▸ Task instructions:
Go through the entries below. Copy each line in which "label" appears.

= = = =

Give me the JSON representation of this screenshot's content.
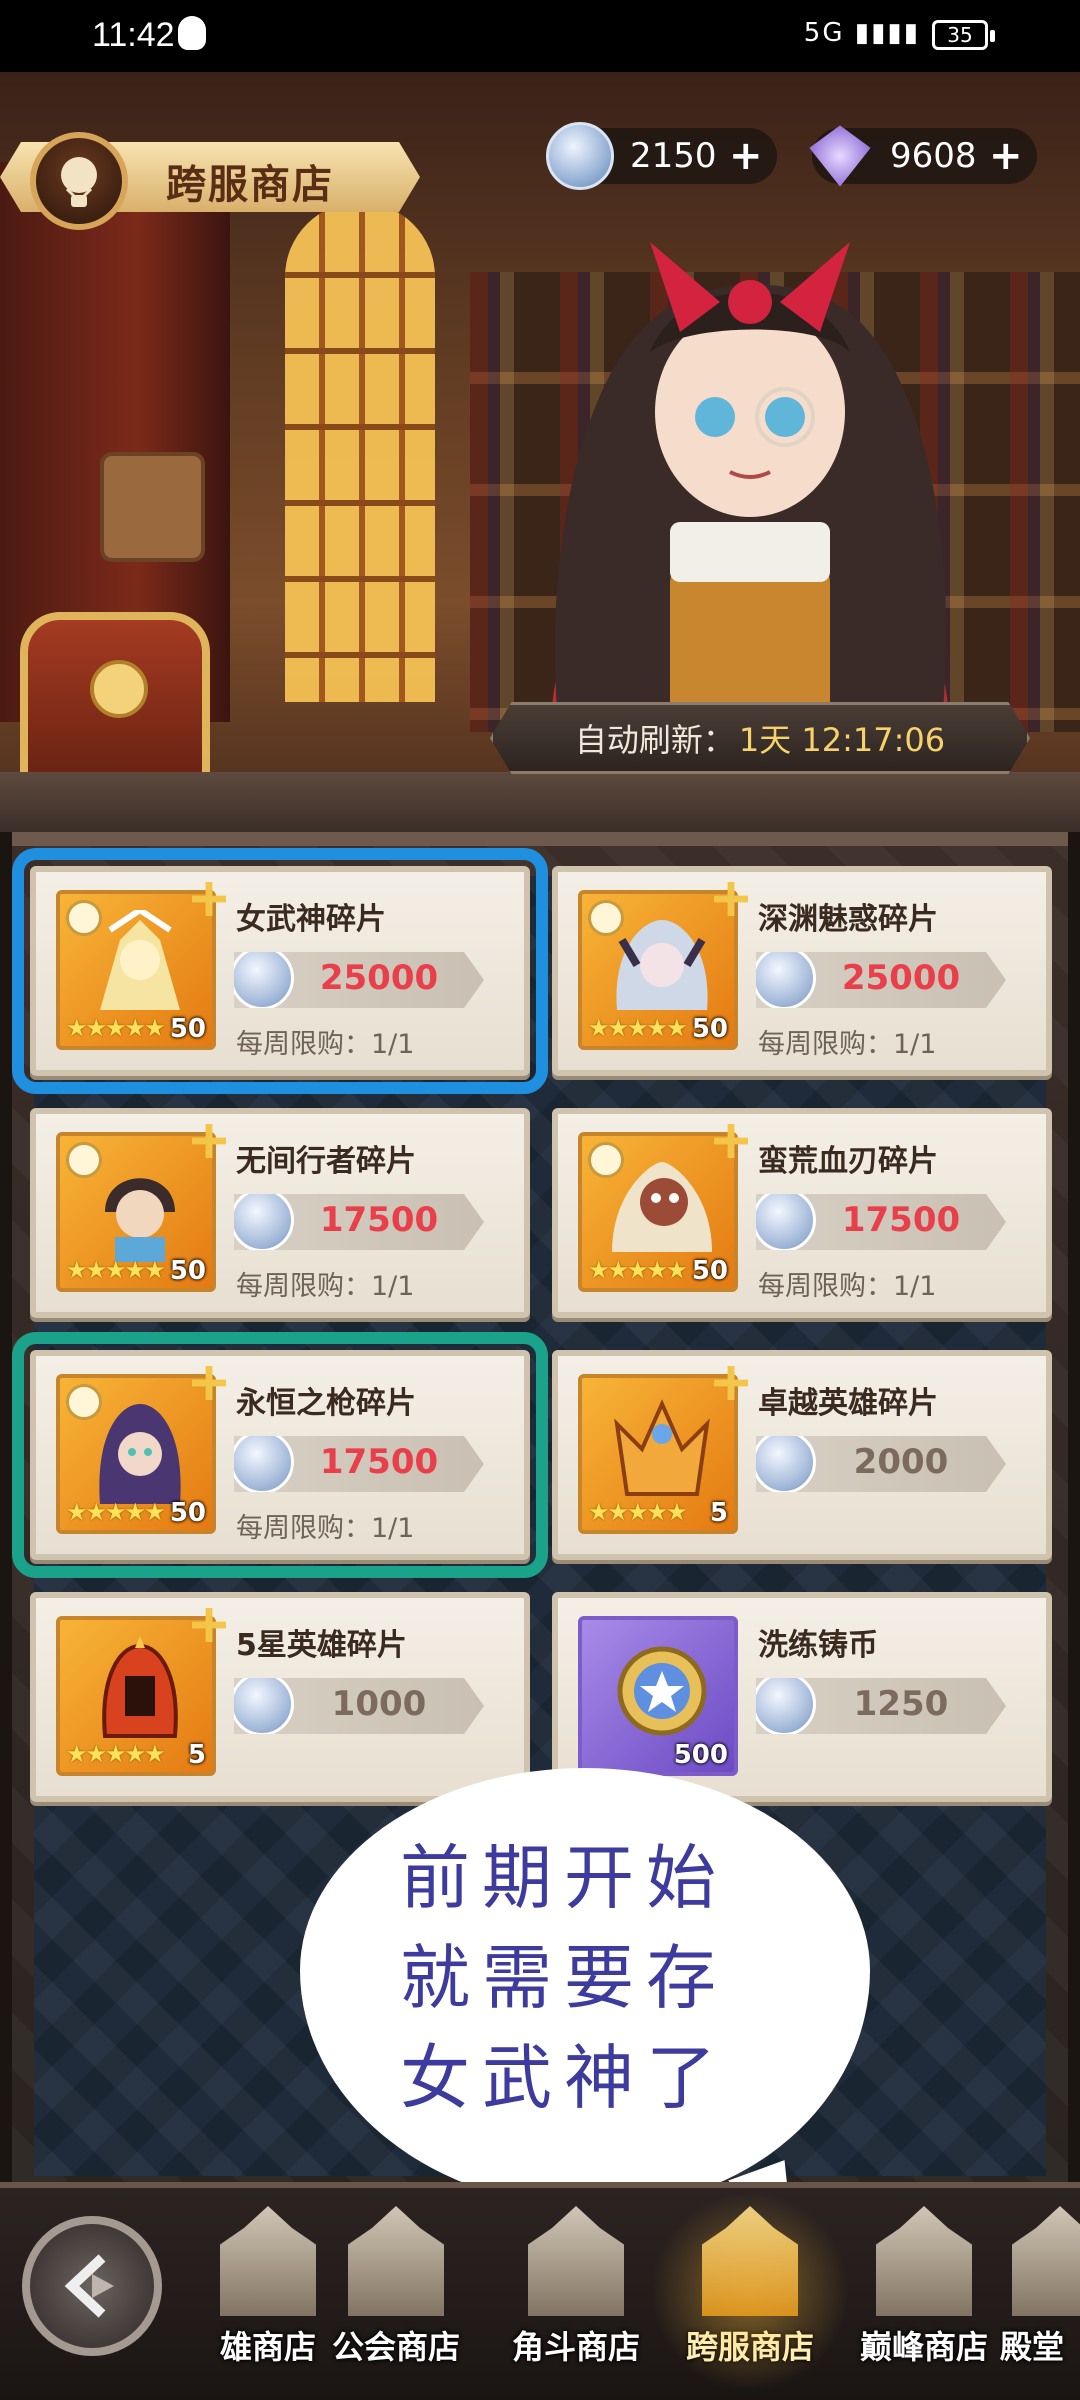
{
  "status_bar": {
    "time": "11:42",
    "signal": "5G",
    "battery": "35"
  },
  "header": {
    "title": "跨服商店"
  },
  "currency": [
    {
      "icon": "server-coin-icon",
      "amount": "2150"
    },
    {
      "icon": "diamond-icon",
      "amount": "9608"
    }
  ],
  "refresh": {
    "label": "自动刷新：",
    "value": "1天 12:17:06"
  },
  "items": [
    {
      "name": "女武神碎片",
      "price": "25000",
      "limit": "每周限购：1/1",
      "qty": "50",
      "stars": "★★★★★",
      "price_style": "red"
    },
    {
      "name": "深渊魅惑碎片",
      "price": "25000",
      "limit": "每周限购：1/1",
      "qty": "50",
      "stars": "★★★★★",
      "price_style": "red"
    },
    {
      "name": "无间行者碎片",
      "price": "17500",
      "limit": "每周限购：1/1",
      "qty": "50",
      "stars": "★★★★★",
      "price_style": "red"
    },
    {
      "name": "蛮荒血刃碎片",
      "price": "17500",
      "limit": "每周限购：1/1",
      "qty": "50",
      "stars": "★★★★★",
      "price_style": "red"
    },
    {
      "name": "永恒之枪碎片",
      "price": "17500",
      "limit": "每周限购：1/1",
      "qty": "50",
      "stars": "★★★★★",
      "price_style": "red"
    },
    {
      "name": "卓越英雄碎片",
      "price": "2000",
      "limit": "",
      "qty": "5",
      "stars": "★★★★★",
      "price_style": "plain"
    },
    {
      "name": "5星英雄碎片",
      "price": "1000",
      "limit": "",
      "qty": "5",
      "stars": "★★★★★",
      "price_style": "plain"
    },
    {
      "name": "洗练铸币",
      "price": "1250",
      "limit": "",
      "qty": "500",
      "stars": "",
      "price_style": "plain"
    }
  ],
  "bubble": {
    "text": "前期开始\n就需要存\n女武神了"
  },
  "nav": [
    {
      "label": "雄商店"
    },
    {
      "label": "公会商店"
    },
    {
      "label": "角斗商店"
    },
    {
      "label": "跨服商店"
    },
    {
      "label": "巅峰商店"
    },
    {
      "label": "殿堂"
    }
  ],
  "colors": {
    "selected_blue": "#1f8fe0",
    "selected_teal": "#1aa38a",
    "price_red": "#e83f4a"
  }
}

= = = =

▸ Solution for this problem:
    "label": "自动刷新：",
      "label": "雄商店"
      "label": "公会商店"
      "label": "角斗商店"
      "label": "跨服商店"
      "label": "巅峰商店"
      "label": "殿堂"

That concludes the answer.